- [Information provided]:
########
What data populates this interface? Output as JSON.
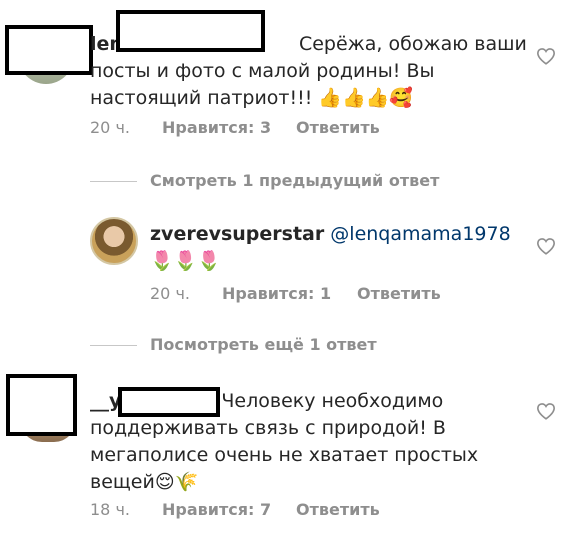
{
  "comments": [
    {
      "username_visible": "len",
      "text_lines": [
        "Серёжа, обожаю ваши",
        "посты и фото с малой родины! Вы",
        "настоящий патриот!!!"
      ],
      "emojis": [
        "👍",
        "👍",
        "👍",
        "🥰"
      ],
      "time": "20 ч.",
      "likes": "Нравится: 3",
      "reply": "Ответить",
      "like_icon": "heart-outline-icon"
    },
    {
      "username": "zverevsuperstar",
      "mention": "@lenqamama1978",
      "emojis": [
        "🌷",
        "🌷",
        "🌷"
      ],
      "time": "20 ч.",
      "likes": "Нравится: 1",
      "reply": "Ответить",
      "like_icon": "heart-outline-icon"
    },
    {
      "username_visible": "__у",
      "text_lines": [
        "Человеку необходимо",
        "поддерживать связь с природой! В",
        "мегаполисе очень не хватает простых",
        "вещей"
      ],
      "emojis": [
        "😌",
        "🌾"
      ],
      "time": "18 ч.",
      "likes": "Нравится: 7",
      "reply": "Ответить",
      "like_icon": "heart-outline-icon"
    }
  ],
  "view_replies_1": "Смотреть 1 предыдущий ответ",
  "view_replies_2": "Посмотреть ещё 1 ответ",
  "colors": {
    "text": "#262626",
    "secondary": "#8e8e8e",
    "mention": "#00376b",
    "divider": "#c7c7c7",
    "redaction_border": "#000000"
  }
}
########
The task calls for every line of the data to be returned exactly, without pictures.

- [Result of this exercise]:
What data populates this interface? Output as JSON.
{
  "comments": [
    {
      "username_visible": "len",
      "text_lines": [
        "Серёжа, обожаю ваши",
        "посты и фото с малой родины! Вы",
        "настоящий патриот!!!"
      ],
      "emojis": [
        "👍",
        "👍",
        "👍",
        "🥰"
      ],
      "time": "20 ч.",
      "likes": "Нравится: 3",
      "reply": "Ответить",
      "like_icon": "heart-outline-icon"
    },
    {
      "username": "zverevsuperstar",
      "mention": "@lenqamama1978",
      "emojis": [
        "🌷",
        "🌷",
        "🌷"
      ],
      "time": "20 ч.",
      "likes": "Нравится: 1",
      "reply": "Ответить",
      "like_icon": "heart-outline-icon"
    },
    {
      "username_visible": "__у",
      "text_lines": [
        "Человеку необходимо",
        "поддерживать связь с природой! В",
        "мегаполисе очень не хватает простых",
        "вещей"
      ],
      "emojis": [
        "😌",
        "🌾"
      ],
      "time": "18 ч.",
      "likes": "Нравится: 7",
      "reply": "Ответить",
      "like_icon": "heart-outline-icon"
    }
  ],
  "view_replies_1": "Смотреть 1 предыдущий ответ",
  "view_replies_2": "Посмотреть ещё 1 ответ",
  "colors": {
    "text": "#262626",
    "secondary": "#8e8e8e",
    "mention": "#00376b",
    "divider": "#c7c7c7",
    "redaction_border": "#000000"
  }
}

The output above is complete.